Portugal buyers' trip: Peter Ingram
On the back of the Harpers buyers’ trip through Portugal’s Alentejo, Tejo and Peninsula de Setúbal regions, Peter Ingram, buyer for Vagabond Wines, tells Harpers what stood out for him and why he sees the indigenous variety as the country’s strength.
What were your preconceptions of Portugal before the trip and how did these change?
I already had a pretty high opinion of Portuguese reds before the trip but was very aware that they needed a bit of selling as most customers haven’t come across the quality end Portuguese wines. Being able to offer samples makes a huge difference and I think in a more traditional shop most sales would be limited to regulars with whom the staff have built a relationship and trust.
What is your overall impression of the wines coming out of the region?
The wines were excellent and offered good value in general. The whites in particular were eye openers, standing up to the reds in terms of quality but with a more distinctive character unlike any wines I have tried outside Portugal.
Were there any particular producers or wines that stood out for you?
I was particularly impressed with Herdade da Comporta – while all the wineries had great wines on offer, I think the quality and value of the wines, backed up with strong branding was very good and the depth of the range was very good.
How has the trip made you consider your Portuguese offering differently?
I will looking to increase the offering, particularly of whites, and think with a concerted push, backed with a couple of tastings, we can generate a real interest and hopefully lasting traction, I will look to do this late spring 2013.
What did you learn from the trip and what knowledge will you be imparting to customers?
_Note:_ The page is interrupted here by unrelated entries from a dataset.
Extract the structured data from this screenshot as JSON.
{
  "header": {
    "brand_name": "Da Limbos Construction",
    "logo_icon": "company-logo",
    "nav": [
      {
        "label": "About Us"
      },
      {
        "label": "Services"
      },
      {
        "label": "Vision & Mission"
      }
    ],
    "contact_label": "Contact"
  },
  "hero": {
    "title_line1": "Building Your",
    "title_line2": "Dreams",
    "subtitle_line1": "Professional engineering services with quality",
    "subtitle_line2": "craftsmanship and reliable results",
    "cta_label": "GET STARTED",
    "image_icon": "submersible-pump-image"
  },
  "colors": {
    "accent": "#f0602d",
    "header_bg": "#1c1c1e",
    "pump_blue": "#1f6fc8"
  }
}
The diversity of styles within a relatively small area is impressive but the main message is look for the indigenous grapes as this is where I felt the quality lay. I will for the main part try to let the wines speak for themselves in the first instance and try to communicate the story of the wineries and region after they have decided, I have always found a story is a good selling tool but the wine must be able to speak for itself if we are to get enduring interest. I think some of the wines we tasted are able to do this very well.